In 1611, Johannes Kepler proposed that identical spheres can crowd together no more tightly than oranges do in a grocer's stack, a formation called face-centered cubic packing
The densest known packing in three dimensions, called the face-centered cubic packing
, is familiar to anyone who has seen neat piles of oranges at fruit stands.
Two random packing approaches, pouring and raining, were compared to the face--centered cubic packing
Such an arrangement is known as face-centered cubic packing.

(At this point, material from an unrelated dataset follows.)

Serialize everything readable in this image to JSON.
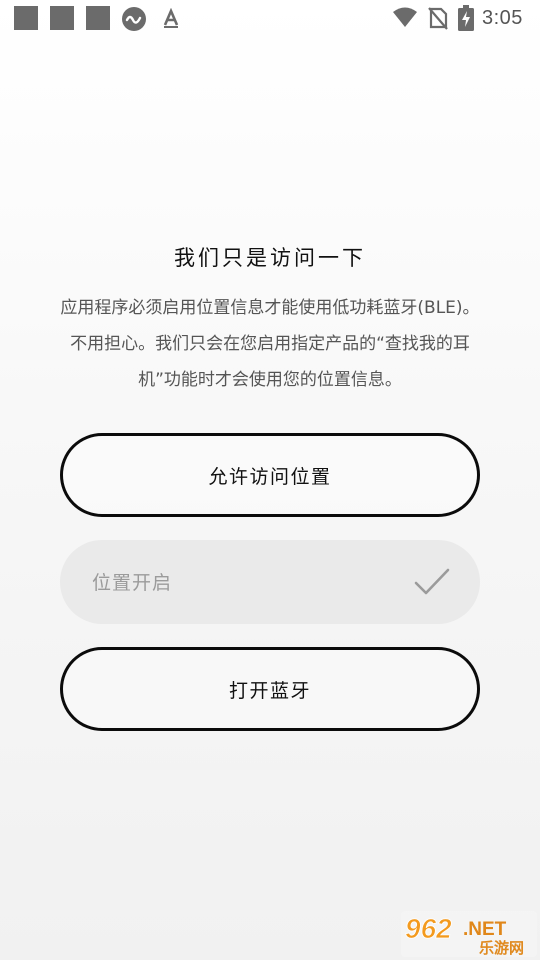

In the 19th century, Carl Friedrich Gauss proved that face-centered cubic packing is the densest arrangement in which the centers of the spheres form a regular lattice.